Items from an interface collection
# # # #

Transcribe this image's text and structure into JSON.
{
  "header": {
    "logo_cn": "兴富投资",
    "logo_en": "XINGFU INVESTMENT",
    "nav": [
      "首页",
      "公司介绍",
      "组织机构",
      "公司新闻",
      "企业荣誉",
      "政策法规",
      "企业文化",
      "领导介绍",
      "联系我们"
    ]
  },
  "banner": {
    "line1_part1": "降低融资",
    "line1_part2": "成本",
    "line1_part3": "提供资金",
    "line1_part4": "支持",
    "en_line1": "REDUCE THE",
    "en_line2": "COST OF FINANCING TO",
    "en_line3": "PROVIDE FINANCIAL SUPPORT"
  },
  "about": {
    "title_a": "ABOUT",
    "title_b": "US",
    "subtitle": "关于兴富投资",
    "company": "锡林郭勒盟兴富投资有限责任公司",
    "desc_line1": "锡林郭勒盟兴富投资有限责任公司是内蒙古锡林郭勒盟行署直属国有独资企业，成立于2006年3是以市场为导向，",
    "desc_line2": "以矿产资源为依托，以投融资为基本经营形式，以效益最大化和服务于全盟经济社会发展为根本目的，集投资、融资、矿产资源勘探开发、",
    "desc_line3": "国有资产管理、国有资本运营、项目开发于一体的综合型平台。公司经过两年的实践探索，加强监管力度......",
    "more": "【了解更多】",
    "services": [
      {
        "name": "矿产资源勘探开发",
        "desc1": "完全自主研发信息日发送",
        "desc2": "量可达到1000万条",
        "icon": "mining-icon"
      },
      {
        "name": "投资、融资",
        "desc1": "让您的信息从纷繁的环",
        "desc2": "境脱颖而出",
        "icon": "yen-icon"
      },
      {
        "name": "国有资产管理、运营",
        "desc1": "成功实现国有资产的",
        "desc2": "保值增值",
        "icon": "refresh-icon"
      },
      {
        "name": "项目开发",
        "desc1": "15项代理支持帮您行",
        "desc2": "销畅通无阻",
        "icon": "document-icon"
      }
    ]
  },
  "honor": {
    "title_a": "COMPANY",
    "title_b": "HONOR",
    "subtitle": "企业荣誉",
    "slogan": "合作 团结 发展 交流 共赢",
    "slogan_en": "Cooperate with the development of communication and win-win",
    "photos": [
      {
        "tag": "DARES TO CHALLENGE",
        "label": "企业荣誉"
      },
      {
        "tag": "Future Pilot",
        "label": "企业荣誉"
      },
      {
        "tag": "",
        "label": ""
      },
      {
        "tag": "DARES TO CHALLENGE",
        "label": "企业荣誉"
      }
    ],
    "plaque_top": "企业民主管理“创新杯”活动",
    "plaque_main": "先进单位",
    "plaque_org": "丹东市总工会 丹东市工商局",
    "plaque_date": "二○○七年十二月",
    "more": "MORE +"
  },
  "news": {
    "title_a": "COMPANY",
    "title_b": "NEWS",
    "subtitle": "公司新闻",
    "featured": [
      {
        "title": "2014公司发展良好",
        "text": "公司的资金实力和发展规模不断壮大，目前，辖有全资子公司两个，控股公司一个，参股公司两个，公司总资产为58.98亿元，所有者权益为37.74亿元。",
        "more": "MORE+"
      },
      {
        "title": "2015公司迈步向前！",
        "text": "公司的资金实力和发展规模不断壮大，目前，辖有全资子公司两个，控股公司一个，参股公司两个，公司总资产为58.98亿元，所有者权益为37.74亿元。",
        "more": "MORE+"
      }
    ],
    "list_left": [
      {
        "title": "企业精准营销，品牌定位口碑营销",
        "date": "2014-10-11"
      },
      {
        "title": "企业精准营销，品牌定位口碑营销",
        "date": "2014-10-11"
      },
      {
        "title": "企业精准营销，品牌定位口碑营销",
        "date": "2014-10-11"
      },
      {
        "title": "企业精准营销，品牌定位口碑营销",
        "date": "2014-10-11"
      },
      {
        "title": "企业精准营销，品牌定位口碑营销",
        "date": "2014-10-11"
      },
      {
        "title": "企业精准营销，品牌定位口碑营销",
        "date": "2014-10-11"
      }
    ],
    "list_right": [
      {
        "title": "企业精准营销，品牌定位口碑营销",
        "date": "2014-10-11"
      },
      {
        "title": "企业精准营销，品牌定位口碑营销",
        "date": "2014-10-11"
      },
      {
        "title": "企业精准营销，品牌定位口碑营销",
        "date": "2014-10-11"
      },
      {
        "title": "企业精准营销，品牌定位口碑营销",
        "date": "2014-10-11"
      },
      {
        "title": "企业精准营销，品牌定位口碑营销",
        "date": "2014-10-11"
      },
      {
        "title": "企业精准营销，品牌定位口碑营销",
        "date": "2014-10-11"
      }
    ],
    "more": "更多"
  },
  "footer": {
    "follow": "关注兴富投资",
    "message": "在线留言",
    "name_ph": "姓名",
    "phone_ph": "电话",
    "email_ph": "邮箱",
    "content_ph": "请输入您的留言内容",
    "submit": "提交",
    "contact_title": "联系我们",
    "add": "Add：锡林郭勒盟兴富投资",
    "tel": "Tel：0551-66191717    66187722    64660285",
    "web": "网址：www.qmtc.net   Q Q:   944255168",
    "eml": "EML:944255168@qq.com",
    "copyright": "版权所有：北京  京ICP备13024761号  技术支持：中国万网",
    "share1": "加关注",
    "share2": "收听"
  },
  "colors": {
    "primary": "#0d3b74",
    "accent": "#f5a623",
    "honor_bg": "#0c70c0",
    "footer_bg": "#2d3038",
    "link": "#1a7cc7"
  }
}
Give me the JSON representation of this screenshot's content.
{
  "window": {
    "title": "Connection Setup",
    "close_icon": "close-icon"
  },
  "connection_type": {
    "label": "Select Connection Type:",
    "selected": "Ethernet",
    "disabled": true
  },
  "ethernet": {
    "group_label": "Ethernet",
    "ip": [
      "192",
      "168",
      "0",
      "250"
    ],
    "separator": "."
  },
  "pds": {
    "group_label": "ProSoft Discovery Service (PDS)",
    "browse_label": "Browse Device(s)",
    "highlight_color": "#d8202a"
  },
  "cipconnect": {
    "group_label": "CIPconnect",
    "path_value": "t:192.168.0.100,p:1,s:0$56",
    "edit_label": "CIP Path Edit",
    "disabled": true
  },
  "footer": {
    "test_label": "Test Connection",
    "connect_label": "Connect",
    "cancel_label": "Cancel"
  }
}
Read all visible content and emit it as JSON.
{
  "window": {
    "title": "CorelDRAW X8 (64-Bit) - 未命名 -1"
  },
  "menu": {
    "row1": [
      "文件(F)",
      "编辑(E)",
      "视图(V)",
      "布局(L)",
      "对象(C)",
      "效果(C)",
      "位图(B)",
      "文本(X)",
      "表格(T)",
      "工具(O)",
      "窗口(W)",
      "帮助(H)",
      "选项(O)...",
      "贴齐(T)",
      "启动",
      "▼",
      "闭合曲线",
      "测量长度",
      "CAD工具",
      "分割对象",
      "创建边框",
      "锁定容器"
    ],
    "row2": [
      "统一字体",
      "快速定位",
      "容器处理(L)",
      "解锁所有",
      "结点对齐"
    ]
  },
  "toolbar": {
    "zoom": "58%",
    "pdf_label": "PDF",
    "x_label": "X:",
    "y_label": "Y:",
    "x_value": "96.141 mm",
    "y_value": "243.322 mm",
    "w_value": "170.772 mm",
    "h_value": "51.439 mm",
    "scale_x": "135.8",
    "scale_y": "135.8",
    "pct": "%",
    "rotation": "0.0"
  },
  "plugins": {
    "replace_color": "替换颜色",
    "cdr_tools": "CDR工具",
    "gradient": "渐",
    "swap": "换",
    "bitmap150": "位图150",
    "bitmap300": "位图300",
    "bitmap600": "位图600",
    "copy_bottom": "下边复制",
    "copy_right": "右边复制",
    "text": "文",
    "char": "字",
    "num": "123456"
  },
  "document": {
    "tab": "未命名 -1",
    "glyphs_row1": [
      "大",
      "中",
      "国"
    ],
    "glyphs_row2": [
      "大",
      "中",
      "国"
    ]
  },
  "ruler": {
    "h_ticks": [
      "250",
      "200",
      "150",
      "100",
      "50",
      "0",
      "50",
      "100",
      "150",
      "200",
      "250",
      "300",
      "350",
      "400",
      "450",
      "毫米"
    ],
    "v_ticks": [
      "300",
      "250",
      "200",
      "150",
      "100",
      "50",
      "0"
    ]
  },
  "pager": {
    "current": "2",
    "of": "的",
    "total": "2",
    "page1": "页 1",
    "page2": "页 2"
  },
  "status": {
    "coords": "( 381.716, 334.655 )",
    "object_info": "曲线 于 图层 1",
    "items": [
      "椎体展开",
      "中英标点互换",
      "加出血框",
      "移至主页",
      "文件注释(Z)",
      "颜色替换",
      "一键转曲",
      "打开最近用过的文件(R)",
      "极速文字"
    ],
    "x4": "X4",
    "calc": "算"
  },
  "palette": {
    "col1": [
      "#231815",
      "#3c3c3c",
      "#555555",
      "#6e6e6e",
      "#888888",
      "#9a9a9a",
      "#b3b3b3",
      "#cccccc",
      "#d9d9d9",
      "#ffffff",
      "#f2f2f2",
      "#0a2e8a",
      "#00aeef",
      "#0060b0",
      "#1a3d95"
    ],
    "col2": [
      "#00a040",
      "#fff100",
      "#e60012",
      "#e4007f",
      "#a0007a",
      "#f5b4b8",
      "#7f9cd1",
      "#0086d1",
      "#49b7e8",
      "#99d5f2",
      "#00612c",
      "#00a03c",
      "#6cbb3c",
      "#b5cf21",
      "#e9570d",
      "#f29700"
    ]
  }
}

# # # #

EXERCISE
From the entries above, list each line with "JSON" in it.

EXPECTED OUTPUT
Transcribe this image's text and structure into JSON.
Give me the JSON representation of this screenshot's content.
Read all visible content and emit it as JSON.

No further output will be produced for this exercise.